RAW DATA section start

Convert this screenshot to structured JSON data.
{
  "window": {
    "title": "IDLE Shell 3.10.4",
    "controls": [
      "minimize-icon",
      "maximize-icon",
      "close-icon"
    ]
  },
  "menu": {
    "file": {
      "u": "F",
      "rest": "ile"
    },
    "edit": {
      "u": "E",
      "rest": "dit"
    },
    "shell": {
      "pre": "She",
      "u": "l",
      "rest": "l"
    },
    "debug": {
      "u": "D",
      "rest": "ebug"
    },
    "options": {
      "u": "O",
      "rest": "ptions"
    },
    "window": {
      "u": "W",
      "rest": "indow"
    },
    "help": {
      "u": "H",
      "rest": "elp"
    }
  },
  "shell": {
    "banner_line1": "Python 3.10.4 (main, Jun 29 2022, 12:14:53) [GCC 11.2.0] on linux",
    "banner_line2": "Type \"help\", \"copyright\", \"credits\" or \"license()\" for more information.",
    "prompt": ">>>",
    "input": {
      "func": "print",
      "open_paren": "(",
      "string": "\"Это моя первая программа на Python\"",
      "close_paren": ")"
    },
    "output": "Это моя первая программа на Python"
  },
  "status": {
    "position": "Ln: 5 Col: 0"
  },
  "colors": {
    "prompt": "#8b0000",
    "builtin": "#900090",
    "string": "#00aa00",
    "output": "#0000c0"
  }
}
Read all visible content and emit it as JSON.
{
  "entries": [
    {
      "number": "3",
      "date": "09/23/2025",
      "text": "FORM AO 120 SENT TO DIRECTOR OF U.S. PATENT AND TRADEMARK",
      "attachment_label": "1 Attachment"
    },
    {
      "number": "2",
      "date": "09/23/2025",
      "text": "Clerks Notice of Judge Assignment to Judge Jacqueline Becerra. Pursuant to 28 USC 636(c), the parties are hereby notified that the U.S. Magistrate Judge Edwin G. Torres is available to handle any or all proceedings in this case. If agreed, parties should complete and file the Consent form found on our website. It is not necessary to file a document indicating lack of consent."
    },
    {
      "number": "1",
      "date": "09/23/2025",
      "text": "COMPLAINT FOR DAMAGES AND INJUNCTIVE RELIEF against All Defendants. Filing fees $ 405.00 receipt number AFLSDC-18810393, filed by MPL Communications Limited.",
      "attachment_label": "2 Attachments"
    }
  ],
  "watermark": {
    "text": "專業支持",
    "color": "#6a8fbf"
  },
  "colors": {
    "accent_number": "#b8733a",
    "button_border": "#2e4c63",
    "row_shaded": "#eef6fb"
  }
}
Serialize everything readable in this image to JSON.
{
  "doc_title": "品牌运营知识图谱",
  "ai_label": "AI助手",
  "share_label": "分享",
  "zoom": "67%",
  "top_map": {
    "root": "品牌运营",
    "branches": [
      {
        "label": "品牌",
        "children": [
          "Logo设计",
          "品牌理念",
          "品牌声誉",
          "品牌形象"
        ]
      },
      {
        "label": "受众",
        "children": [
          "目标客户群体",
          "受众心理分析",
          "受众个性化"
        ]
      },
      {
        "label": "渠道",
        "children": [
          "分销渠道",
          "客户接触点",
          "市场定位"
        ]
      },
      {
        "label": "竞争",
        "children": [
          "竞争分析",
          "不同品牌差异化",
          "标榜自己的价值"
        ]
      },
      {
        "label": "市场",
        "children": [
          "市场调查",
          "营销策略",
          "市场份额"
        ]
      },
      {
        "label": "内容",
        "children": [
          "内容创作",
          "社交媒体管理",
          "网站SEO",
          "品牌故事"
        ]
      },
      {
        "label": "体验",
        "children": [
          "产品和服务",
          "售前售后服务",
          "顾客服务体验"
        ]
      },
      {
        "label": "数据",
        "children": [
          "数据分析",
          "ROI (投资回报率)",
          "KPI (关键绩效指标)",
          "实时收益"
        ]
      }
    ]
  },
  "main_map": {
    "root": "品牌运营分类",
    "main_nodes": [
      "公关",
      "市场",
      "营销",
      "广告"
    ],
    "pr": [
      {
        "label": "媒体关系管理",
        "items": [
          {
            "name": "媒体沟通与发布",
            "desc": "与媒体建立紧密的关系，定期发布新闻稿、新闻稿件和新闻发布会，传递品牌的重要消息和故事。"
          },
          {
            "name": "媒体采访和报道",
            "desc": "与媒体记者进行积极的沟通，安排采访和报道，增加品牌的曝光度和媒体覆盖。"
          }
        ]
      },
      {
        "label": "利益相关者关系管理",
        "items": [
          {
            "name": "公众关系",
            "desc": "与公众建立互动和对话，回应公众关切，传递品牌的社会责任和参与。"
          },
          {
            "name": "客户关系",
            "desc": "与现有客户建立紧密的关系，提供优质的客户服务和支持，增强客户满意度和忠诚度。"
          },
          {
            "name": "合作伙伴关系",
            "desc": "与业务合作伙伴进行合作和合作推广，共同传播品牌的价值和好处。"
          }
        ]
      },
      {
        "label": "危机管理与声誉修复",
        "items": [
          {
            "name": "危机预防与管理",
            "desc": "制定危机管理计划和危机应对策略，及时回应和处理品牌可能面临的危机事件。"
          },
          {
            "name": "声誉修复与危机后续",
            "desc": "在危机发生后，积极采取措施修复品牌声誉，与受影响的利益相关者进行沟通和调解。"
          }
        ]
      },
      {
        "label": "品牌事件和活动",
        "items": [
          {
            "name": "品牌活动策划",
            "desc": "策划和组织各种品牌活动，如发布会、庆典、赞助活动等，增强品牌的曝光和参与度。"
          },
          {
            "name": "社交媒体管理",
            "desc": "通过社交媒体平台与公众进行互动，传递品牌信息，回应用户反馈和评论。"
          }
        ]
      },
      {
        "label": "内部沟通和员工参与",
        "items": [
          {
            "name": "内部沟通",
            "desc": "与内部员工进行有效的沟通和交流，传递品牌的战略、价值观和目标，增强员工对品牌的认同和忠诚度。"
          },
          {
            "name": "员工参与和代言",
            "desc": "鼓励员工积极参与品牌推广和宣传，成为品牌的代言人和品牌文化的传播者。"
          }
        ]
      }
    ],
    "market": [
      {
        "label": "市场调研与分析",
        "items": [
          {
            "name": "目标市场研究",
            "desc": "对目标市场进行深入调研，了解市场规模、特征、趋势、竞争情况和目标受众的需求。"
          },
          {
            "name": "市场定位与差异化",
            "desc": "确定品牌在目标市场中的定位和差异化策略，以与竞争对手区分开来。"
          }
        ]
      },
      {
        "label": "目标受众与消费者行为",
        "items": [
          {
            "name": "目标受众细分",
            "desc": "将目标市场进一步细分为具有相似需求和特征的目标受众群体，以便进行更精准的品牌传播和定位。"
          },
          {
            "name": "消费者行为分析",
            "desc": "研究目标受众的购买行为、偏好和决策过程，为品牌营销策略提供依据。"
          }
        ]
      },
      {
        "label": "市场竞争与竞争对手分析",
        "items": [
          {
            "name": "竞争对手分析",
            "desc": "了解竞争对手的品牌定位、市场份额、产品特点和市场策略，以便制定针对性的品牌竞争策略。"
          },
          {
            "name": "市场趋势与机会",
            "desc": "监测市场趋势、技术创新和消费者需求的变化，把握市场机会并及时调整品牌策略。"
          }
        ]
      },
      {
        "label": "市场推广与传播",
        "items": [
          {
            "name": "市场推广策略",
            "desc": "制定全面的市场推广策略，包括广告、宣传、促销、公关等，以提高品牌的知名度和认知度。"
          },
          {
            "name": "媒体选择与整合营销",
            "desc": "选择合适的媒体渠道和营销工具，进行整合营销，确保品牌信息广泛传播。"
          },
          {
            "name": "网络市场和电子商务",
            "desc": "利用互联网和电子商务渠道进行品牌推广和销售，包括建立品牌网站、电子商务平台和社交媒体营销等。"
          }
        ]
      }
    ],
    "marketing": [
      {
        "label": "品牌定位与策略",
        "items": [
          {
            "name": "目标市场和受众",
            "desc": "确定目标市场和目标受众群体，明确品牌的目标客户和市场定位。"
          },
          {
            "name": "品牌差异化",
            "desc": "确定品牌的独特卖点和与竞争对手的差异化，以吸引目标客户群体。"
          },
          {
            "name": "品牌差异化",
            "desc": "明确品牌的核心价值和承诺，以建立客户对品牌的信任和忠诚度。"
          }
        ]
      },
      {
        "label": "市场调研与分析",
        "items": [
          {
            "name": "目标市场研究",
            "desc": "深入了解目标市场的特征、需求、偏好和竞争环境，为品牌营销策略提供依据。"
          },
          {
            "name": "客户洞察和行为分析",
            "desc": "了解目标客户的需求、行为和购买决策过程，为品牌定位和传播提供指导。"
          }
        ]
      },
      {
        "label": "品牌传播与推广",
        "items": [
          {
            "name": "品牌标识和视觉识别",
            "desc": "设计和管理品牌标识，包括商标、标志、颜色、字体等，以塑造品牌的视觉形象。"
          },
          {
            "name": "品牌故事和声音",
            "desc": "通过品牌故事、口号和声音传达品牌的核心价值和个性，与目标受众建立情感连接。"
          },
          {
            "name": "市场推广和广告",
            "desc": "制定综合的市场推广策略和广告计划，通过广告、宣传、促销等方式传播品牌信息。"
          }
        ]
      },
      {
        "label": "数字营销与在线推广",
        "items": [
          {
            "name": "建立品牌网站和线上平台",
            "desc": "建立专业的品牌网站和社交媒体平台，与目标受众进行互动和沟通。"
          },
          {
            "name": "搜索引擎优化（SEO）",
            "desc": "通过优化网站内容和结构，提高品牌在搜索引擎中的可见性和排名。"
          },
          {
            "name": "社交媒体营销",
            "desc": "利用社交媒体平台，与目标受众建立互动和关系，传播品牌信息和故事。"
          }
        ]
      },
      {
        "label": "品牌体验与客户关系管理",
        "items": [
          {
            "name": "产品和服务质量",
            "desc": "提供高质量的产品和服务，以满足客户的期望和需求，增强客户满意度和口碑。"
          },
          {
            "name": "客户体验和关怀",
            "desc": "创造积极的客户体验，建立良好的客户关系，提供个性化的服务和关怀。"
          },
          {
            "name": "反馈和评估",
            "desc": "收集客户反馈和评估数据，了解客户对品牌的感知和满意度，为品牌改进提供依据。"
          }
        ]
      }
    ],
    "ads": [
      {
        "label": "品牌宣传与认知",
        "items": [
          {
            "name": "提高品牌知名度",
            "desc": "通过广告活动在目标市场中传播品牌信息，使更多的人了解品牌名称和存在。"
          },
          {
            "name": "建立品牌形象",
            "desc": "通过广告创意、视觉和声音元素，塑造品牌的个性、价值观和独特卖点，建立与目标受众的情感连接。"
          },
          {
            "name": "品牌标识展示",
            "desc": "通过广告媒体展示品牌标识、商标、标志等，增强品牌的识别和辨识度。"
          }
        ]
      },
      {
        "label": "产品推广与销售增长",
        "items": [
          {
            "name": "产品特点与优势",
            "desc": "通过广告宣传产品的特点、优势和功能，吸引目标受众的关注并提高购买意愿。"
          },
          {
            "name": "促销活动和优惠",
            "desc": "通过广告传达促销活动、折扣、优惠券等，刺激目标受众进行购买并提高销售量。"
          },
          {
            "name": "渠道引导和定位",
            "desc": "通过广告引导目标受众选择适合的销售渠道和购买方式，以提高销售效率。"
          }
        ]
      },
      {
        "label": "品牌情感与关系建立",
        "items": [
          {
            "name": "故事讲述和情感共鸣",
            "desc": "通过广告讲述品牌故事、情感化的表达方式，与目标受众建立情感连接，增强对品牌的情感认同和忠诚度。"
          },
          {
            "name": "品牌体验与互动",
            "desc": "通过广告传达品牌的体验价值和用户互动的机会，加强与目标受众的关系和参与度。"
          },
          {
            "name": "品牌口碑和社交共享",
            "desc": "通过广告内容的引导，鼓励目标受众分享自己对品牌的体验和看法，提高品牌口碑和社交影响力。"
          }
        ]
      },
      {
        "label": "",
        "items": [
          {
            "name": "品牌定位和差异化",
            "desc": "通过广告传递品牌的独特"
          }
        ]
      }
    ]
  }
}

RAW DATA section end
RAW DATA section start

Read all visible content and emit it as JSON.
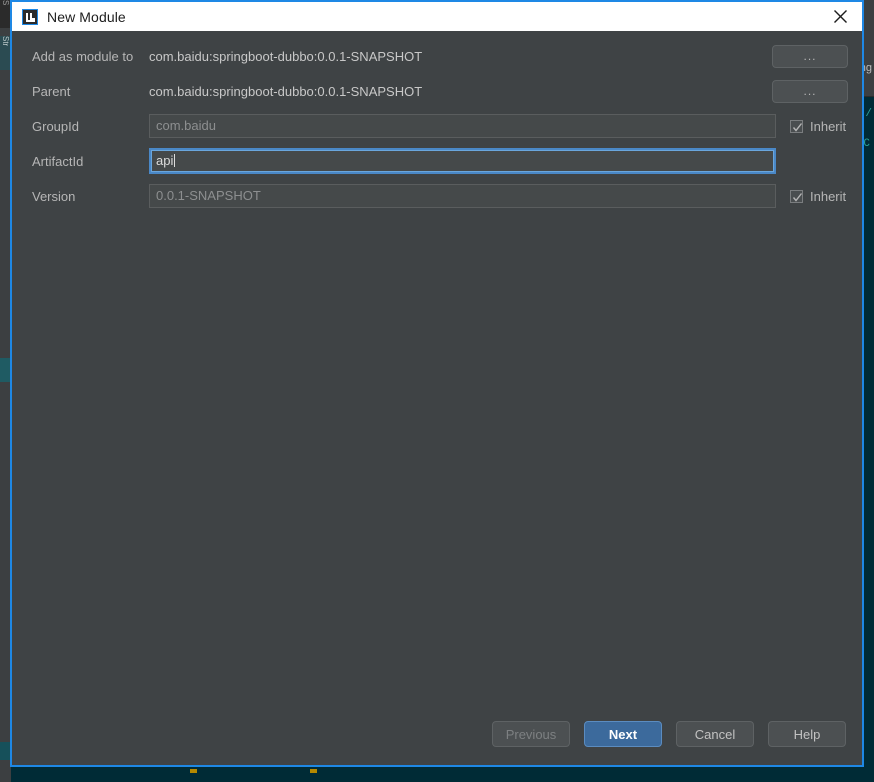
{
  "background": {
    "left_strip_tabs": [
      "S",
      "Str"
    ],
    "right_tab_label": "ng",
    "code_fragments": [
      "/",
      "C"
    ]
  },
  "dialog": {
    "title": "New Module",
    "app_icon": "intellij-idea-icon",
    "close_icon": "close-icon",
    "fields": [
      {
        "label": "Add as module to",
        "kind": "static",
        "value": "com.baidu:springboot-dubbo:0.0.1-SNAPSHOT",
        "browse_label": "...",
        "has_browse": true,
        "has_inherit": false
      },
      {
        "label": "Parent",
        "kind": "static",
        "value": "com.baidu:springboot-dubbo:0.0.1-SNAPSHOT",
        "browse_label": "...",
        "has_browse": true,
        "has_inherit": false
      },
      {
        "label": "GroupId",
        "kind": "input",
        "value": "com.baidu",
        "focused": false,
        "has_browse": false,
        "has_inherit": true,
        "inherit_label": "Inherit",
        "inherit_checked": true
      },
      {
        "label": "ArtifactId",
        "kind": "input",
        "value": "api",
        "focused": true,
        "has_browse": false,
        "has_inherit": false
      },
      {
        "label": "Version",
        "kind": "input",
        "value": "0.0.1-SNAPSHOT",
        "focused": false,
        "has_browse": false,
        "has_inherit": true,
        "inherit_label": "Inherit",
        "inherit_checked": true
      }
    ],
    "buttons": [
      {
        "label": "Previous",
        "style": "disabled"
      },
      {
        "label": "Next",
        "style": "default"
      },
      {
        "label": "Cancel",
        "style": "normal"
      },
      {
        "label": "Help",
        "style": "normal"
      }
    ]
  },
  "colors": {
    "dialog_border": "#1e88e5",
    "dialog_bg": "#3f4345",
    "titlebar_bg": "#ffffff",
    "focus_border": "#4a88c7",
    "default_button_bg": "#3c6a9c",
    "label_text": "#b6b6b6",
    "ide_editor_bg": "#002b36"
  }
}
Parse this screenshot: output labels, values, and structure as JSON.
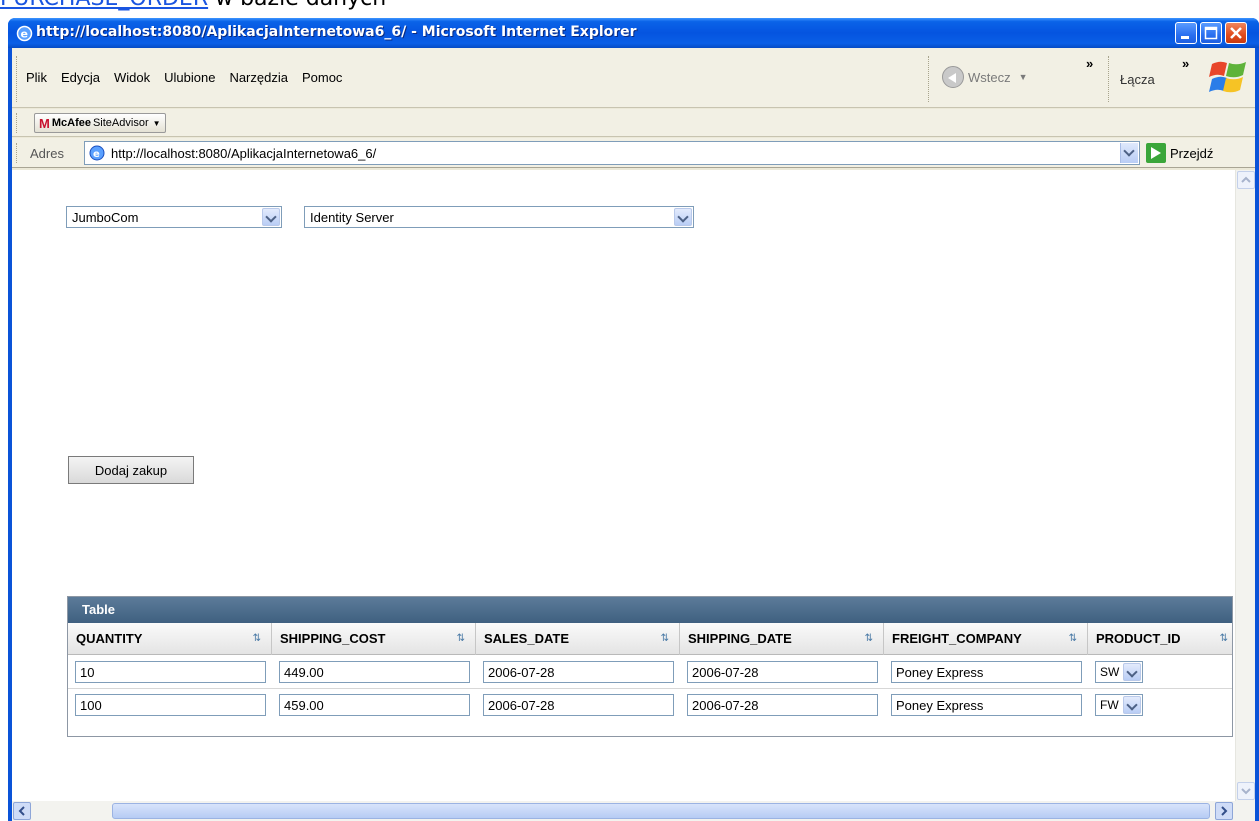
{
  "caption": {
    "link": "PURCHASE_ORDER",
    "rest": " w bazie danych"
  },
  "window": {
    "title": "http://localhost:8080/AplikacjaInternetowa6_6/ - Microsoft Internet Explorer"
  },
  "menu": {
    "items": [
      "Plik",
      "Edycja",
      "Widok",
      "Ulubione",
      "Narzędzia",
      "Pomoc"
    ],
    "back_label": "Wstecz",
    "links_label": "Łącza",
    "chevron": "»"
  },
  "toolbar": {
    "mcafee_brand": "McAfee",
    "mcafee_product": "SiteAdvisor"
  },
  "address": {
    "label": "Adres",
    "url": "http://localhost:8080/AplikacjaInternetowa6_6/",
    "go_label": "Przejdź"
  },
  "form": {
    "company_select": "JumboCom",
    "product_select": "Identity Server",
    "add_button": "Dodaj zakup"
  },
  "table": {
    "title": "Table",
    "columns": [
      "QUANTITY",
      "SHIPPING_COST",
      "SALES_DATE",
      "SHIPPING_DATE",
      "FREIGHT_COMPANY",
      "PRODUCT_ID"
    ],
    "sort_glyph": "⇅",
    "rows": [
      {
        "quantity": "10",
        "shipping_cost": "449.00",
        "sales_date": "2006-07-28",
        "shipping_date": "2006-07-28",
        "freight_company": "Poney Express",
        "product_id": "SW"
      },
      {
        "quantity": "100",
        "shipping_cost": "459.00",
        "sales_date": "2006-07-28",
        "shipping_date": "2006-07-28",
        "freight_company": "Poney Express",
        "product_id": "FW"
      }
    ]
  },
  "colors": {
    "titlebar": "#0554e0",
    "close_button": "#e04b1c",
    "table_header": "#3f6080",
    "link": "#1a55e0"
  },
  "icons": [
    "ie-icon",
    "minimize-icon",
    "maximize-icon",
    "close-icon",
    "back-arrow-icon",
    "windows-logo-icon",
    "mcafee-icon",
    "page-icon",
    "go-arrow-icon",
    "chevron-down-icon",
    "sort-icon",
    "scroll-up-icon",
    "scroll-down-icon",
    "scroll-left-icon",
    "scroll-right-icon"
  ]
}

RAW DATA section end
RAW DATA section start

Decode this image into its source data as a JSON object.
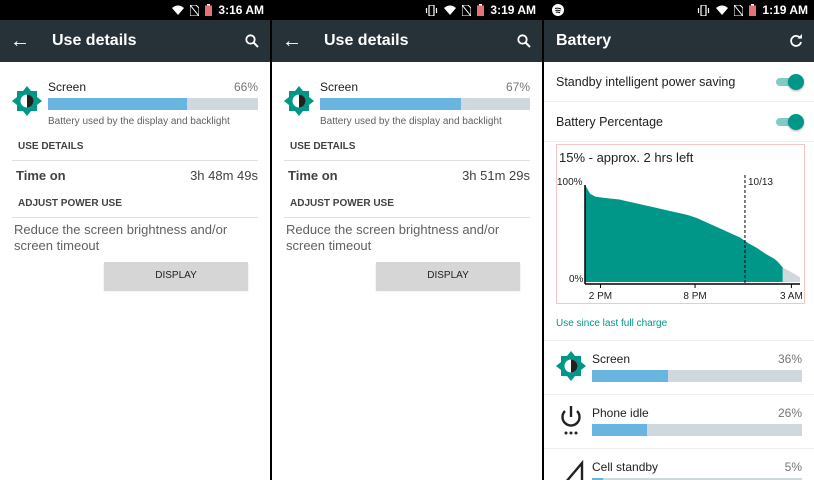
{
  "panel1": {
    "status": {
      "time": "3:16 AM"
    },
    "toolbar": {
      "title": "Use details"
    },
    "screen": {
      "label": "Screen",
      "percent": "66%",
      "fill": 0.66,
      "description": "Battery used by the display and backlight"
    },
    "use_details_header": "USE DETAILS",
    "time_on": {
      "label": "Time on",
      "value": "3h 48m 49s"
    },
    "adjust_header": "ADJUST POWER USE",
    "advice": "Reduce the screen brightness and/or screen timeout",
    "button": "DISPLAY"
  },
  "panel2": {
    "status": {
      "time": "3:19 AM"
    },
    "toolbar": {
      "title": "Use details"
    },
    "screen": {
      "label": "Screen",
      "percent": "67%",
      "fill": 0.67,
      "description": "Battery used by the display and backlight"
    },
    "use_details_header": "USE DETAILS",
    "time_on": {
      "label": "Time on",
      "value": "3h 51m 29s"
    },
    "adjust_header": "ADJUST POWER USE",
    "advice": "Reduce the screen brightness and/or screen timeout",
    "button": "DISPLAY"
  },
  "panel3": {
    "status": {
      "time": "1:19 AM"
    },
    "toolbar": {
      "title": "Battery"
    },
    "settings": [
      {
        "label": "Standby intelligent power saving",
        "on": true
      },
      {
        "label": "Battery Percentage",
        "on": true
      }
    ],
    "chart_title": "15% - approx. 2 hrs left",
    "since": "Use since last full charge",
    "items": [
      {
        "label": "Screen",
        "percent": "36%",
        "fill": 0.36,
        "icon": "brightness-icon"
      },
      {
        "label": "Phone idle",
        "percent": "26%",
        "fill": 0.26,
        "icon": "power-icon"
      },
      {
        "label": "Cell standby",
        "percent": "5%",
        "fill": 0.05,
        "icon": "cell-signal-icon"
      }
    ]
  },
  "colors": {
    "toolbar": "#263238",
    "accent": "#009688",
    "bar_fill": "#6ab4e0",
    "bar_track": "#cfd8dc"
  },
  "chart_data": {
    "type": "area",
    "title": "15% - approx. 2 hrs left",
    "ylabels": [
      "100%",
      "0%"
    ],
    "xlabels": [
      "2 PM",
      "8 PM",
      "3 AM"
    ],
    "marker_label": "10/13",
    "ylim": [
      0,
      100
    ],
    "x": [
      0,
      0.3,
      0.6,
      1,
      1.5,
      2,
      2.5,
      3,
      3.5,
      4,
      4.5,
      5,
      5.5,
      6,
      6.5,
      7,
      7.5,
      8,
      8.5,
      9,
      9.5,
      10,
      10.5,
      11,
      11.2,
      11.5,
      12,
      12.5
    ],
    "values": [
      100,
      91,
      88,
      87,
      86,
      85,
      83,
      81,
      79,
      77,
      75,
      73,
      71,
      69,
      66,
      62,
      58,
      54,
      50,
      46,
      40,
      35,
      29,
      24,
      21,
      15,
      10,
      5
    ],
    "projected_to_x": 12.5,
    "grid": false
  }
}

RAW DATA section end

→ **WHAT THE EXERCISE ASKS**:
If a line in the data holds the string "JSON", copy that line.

→ **YOUR RESPONSE**:
Convert this screenshot to structured JSON data.
Read all visible content and emit it as JSON.
Serialize everything readable in this image to JSON.
Read all visible content and emit it as JSON.
Parse this screenshot: output labels, values, and structure as JSON.
Decode this image into its source data as a JSON object.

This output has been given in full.